----- ENTRIES SUPPLIED

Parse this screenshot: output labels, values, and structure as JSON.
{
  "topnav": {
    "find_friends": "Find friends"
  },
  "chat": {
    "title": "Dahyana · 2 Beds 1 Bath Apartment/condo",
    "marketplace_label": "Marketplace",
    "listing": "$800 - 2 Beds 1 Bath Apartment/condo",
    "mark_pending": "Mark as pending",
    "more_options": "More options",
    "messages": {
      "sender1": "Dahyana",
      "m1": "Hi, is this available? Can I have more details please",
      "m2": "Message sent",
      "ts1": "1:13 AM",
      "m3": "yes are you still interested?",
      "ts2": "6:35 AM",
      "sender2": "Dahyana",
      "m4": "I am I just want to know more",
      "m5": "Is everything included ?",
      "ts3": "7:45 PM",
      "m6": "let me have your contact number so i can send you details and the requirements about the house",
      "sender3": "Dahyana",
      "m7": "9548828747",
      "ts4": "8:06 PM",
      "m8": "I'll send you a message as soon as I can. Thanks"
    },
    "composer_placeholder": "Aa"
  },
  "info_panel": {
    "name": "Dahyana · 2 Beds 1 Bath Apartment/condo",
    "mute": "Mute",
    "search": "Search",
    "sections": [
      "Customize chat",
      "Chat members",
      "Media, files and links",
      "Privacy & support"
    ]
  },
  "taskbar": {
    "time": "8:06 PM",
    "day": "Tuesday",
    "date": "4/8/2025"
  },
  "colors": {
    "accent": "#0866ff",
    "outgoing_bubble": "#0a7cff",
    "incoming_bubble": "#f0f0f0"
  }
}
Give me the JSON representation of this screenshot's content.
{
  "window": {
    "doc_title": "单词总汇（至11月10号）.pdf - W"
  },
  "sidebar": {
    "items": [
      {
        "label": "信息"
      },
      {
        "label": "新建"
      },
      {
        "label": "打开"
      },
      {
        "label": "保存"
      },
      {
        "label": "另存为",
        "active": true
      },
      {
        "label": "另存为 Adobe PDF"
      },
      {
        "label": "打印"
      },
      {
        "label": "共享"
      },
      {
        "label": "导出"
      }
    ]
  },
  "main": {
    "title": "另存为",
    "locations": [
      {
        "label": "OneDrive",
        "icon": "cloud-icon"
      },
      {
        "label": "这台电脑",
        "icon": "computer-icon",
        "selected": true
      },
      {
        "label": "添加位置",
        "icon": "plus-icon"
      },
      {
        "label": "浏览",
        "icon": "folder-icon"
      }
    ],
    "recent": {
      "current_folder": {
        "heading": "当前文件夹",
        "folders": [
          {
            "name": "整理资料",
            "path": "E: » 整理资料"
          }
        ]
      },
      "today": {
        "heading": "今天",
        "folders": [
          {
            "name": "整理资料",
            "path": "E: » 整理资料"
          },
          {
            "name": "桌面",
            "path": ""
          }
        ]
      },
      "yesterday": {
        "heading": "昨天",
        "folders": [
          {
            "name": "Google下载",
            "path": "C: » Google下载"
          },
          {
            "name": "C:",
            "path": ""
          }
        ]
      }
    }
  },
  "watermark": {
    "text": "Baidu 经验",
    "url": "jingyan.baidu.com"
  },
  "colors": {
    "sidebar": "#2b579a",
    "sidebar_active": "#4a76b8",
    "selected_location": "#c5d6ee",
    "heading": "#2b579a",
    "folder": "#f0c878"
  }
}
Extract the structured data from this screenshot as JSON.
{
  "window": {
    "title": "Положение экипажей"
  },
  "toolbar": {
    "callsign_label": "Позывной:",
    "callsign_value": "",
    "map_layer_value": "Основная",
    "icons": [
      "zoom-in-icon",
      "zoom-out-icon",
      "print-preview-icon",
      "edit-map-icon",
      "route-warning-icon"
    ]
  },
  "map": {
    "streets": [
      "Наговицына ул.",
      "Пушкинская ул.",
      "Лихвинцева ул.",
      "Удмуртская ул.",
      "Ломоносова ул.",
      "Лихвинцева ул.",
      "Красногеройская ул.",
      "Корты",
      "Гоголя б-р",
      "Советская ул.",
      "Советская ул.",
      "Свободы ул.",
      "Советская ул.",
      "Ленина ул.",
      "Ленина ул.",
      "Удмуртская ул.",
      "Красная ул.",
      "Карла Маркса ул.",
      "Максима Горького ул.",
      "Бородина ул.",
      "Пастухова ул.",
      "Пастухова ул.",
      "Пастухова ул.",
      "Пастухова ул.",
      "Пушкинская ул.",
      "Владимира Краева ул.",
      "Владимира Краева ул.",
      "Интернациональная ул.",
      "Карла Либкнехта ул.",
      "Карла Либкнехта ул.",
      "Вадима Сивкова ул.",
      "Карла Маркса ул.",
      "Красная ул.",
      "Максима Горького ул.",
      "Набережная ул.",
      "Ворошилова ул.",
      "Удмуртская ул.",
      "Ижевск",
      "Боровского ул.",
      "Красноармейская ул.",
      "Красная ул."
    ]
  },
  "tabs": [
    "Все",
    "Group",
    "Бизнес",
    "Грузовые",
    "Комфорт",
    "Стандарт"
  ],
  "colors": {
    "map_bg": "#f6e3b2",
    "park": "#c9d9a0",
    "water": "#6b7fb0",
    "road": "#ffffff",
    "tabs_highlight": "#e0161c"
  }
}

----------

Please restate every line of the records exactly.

Parse this screenshot: output labels, values, and structure as JSON.
{
  "topnav": {
    "find_friends": "Find friends"
  },
  "chat": {
    "title": "Dahyana · 2 Beds 1 Bath Apartment/condo",
    "marketplace_label": "Marketplace",
    "listing": "$800 - 2 Beds 1 Bath Apartment/condo",
    "mark_pending": "Mark as pending",
    "more_options": "More options",
    "messages": {
      "sender1": "Dahyana",
      "m1": "Hi, is this available? Can I have more details please",
      "m2": "Message sent",
      "ts1": "1:13 AM",
      "m3": "yes are you still interested?",
      "ts2": "6:35 AM",
      "sender2": "Dahyana",
      "m4": "I am I just want to know more",
      "m5": "Is everything included ?",
      "ts3": "7:45 PM",
      "m6": "let me have your contact number so i can send you details and the requirements about the house",
      "sender3": "Dahyana",
      "m7": "9548828747",
      "ts4": "8:06 PM",
      "m8": "I'll send you a message as soon as I can. Thanks"
    },
    "composer_placeholder": "Aa"
  },
  "info_panel": {
    "name": "Dahyana · 2 Beds 1 Bath Apartment/condo",
    "mute": "Mute",
    "search": "Search",
    "sections": [
      "Customize chat",
      "Chat members",
      "Media, files and links",
      "Privacy & support"
    ]
  },
  "taskbar": {
    "time": "8:06 PM",
    "day": "Tuesday",
    "date": "4/8/2025"
  },
  "colors": {
    "accent": "#0866ff",
    "outgoing_bubble": "#0a7cff",
    "incoming_bubble": "#f0f0f0"
  }
}
Give me the JSON representation of this screenshot's content.
{
  "window": {
    "doc_title": "单词总汇（至11月10号）.pdf - W"
  },
  "sidebar": {
    "items": [
      {
        "label": "信息"
      },
      {
        "label": "新建"
      },
      {
        "label": "打开"
      },
      {
        "label": "保存"
      },
      {
        "label": "另存为",
        "active": true
      },
      {
        "label": "另存为 Adobe PDF"
      },
      {
        "label": "打印"
      },
      {
        "label": "共享"
      },
      {
        "label": "导出"
      }
    ]
  },
  "main": {
    "title": "另存为",
    "locations": [
      {
        "label": "OneDrive",
        "icon": "cloud-icon"
      },
      {
        "label": "这台电脑",
        "icon": "computer-icon",
        "selected": true
      },
      {
        "label": "添加位置",
        "icon": "plus-icon"
      },
      {
        "label": "浏览",
        "icon": "folder-icon"
      }
    ],
    "recent": {
      "current_folder": {
        "heading": "当前文件夹",
        "folders": [
          {
            "name": "整理资料",
            "path": "E: » 整理资料"
          }
        ]
      },
      "today": {
        "heading": "今天",
        "folders": [
          {
            "name": "整理资料",
            "path": "E: » 整理资料"
          },
          {
            "name": "桌面",
            "path": ""
          }
        ]
      },
      "yesterday": {
        "heading": "昨天",
        "folders": [
          {
            "name": "Google下载",
            "path": "C: » Google下载"
          },
          {
            "name": "C:",
            "path": ""
          }
        ]
      }
    }
  },
  "watermark": {
    "text": "Baidu 经验",
    "url": "jingyan.baidu.com"
  },
  "colors": {
    "sidebar": "#2b579a",
    "sidebar_active": "#4a76b8",
    "selected_location": "#c5d6ee",
    "heading": "#2b579a",
    "folder": "#f0c878"
  }
}
Extract the structured data from this screenshot as JSON.
{
  "window": {
    "title": "Положение экипажей"
  },
  "toolbar": {
    "callsign_label": "Позывной:",
    "callsign_value": "",
    "map_layer_value": "Основная",
    "icons": [
      "zoom-in-icon",
      "zoom-out-icon",
      "print-preview-icon",
      "edit-map-icon",
      "route-warning-icon"
    ]
  },
  "map": {
    "streets": [
      "Наговицына ул.",
      "Пушкинская ул.",
      "Лихвинцева ул.",
      "Удмуртская ул.",
      "Ломоносова ул.",
      "Лихвинцева ул.",
      "Красногеройская ул.",
      "Корты",
      "Гоголя б-р",
      "Советская ул.",
      "Советская ул.",
      "Свободы ул.",
      "Советская ул.",
      "Ленина ул.",
      "Ленина ул.",
      "Удмуртская ул.",
      "Красная ул.",
      "Карла Маркса ул.",
      "Максима Горького ул.",
      "Бородина ул.",
      "Пастухова ул.",
      "Пастухова ул.",
      "Пастухова ул.",
      "Пастухова ул.",
      "Пушкинская ул.",
      "Владимира Краева ул.",
      "Владимира Краева ул.",
      "Интернациональная ул.",
      "Карла Либкнехта ул.",
      "Карла Либкнехта ул.",
      "Вадима Сивкова ул.",
      "Карла Маркса ул.",
      "Красная ул.",
      "Максима Горького ул.",
      "Набережная ул.",
      "Ворошилова ул.",
      "Удмуртская ул.",
      "Ижевск",
      "Боровского ул.",
      "Красноармейская ул.",
      "Красная ул."
    ]
  },
  "tabs": [
    "Все",
    "Group",
    "Бизнес",
    "Грузовые",
    "Комфорт",
    "Стандарт"
  ],
  "colors": {
    "map_bg": "#f6e3b2",
    "park": "#c9d9a0",
    "water": "#6b7fb0",
    "road": "#ffffff",
    "tabs_highlight": "#e0161c"
  }
}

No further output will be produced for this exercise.